After two weeks working between the three households to create a series of nine handwoven rugs, we reached the final exhibition for the Crafting Futures Mexico 2019 residency. This took place at Tienda Q in Oaxaca City, and was a combination of our sound-inspired rugs together with the carrizo pieces produced by Pilar Obeso and Sam working with Magda and Matteo. The exhibition opened with a private viewing for all involved in the Crafting Futures Mexico residency, past and present. Here, the artisans had the opportunity to describe their perspectives on the project and my mind was blown! They revealed the importance of sounds to their culture and to their connection to place and people, and their joy at being able to visualise these sounds in their weaving. Women were excited by the equal value placed on their selected sounds and the opportunity to express their voice. Technology was embraced as a means to engage differently with the world. And the younger members of the collective were re-connected with their weaving practice and able to identify opportunities for future experimentation. I may have cried tears of joy… After the private viewing, the exhibition opened to the public and the venue was quickly packed with curious Oaxacans enjoying the work presented, talking with all of the participants, and enjoying a wee taste of Mexico and Scotland.

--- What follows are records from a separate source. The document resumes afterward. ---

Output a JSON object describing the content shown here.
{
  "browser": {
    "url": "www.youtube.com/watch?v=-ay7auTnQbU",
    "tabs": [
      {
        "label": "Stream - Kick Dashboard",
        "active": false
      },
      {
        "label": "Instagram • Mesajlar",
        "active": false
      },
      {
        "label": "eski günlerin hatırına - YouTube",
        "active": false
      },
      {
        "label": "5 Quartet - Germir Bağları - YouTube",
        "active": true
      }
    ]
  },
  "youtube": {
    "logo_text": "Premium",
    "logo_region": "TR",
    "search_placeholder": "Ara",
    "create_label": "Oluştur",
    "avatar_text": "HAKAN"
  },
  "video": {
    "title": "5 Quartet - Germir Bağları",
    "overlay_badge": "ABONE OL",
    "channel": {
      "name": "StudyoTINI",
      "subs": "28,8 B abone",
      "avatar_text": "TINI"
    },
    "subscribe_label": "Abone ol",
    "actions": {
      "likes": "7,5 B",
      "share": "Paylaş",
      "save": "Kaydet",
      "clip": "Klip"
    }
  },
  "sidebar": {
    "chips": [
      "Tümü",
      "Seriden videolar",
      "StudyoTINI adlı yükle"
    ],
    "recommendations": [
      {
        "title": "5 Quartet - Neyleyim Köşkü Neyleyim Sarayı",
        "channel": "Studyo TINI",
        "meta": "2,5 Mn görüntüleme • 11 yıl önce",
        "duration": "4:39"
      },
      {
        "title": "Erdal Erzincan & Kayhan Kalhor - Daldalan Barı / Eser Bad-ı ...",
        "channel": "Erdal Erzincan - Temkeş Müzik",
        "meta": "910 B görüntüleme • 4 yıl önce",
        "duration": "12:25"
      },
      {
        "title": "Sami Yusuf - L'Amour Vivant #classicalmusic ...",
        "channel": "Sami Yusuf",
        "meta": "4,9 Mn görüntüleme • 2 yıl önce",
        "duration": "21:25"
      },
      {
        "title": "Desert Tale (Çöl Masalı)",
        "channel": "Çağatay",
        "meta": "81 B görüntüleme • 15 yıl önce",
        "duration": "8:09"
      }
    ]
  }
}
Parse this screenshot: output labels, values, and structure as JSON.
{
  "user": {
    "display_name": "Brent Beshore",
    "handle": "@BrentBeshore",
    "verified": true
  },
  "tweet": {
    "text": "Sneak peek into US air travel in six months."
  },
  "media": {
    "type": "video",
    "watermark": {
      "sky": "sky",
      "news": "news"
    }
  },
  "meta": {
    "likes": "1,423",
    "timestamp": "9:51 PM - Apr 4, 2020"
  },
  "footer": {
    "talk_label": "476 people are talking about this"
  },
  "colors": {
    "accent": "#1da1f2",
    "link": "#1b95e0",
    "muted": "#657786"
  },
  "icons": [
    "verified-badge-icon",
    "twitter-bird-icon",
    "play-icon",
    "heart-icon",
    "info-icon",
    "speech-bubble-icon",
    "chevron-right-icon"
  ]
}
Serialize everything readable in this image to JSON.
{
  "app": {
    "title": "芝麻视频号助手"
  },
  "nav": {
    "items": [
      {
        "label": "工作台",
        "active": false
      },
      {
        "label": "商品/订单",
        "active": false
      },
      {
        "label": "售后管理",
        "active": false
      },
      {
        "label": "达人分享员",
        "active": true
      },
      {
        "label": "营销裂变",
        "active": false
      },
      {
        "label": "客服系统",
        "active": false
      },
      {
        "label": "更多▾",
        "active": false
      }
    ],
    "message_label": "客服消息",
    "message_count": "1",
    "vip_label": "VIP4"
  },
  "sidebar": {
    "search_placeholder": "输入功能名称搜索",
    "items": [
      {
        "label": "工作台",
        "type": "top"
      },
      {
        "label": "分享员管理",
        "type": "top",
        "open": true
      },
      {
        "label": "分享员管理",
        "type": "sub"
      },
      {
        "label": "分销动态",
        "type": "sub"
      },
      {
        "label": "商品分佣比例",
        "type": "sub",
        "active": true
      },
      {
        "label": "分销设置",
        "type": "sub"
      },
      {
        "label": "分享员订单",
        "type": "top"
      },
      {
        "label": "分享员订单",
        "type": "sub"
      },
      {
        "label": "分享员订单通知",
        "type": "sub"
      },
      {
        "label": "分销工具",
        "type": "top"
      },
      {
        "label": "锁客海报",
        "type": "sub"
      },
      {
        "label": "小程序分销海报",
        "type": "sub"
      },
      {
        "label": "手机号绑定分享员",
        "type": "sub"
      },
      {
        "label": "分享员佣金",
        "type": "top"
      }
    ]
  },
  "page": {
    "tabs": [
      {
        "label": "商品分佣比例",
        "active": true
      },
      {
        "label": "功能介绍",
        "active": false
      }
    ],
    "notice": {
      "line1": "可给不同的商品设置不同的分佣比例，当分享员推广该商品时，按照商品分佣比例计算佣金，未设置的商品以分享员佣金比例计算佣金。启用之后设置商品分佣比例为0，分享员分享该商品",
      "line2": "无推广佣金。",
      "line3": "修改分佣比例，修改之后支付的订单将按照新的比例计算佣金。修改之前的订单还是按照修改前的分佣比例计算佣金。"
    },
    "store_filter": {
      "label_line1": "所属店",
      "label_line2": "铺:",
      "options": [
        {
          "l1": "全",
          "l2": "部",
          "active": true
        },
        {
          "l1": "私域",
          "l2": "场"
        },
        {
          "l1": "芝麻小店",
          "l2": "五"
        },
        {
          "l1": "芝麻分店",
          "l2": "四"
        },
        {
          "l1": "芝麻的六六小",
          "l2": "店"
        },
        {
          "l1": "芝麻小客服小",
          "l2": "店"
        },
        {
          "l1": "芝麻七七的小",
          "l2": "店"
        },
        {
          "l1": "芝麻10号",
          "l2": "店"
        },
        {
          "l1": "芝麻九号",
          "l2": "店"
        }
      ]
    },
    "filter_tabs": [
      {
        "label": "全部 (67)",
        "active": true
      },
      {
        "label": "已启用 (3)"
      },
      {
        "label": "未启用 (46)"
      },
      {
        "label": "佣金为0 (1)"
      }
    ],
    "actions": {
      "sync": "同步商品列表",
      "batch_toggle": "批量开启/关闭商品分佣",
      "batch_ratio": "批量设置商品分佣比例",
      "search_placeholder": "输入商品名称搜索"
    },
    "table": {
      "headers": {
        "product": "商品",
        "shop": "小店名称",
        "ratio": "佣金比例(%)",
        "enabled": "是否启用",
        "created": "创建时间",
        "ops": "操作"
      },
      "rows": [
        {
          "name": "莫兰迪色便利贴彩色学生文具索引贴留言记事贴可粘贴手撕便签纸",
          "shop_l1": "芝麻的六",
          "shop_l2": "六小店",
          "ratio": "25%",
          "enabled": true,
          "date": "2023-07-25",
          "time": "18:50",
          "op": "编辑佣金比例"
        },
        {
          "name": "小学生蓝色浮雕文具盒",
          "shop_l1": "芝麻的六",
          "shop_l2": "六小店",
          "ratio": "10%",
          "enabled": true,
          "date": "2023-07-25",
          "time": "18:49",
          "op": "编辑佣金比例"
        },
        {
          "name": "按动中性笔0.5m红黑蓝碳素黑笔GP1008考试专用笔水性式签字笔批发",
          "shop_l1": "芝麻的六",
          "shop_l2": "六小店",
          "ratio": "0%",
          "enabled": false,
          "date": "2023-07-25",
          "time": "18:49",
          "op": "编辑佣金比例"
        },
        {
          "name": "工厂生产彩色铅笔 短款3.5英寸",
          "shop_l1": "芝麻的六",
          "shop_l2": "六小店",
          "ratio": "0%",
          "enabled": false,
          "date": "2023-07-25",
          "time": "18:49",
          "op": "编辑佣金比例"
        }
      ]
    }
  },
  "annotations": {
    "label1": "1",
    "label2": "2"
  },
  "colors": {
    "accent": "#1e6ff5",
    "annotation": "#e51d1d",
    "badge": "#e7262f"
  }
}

So what next? Well, firstly, Applied Arts Scotland are working to bring the prototypes exhibited at Tienda Q to Scotland for exhibition, and have been considering how aspects of this programme can be translated for the benefit of more makers in Scotland. The weavers from the Bii Dauu collective have already started recording more sounds that they want to turn into new patterns; and we discussed ways that they could capitalise on the story-telling aspects of this work to retain a competitive advantage over those who might attempt to copy the patterns without having knowledge of the sound behind it. The Aural Textiles project in Scotland will shortly expand out to encompass other making disciplines, so that we can see what happens when sounds are used to inspire designs in other creative sectors. And I’m looking for ways to get back to Mexico with my family so that they can directly experience the wonders of Oaxaca!
In August 2017, the British Council, in partnership with Oax-i-fornia and curator Ana Elena Mallet, launched Crafting Futures Mexico, an experimental collaboration that stimulates a creative dialogue between British and Mexican designers and local emerging designers, to work with a select group of artisans in Oaxaca. The residency as well as the public programme, developed in collaboration with Applied Arts Scotland, generates new design methodologies as tools for social change. For programme updates, visit the British Council Mexico Arts website.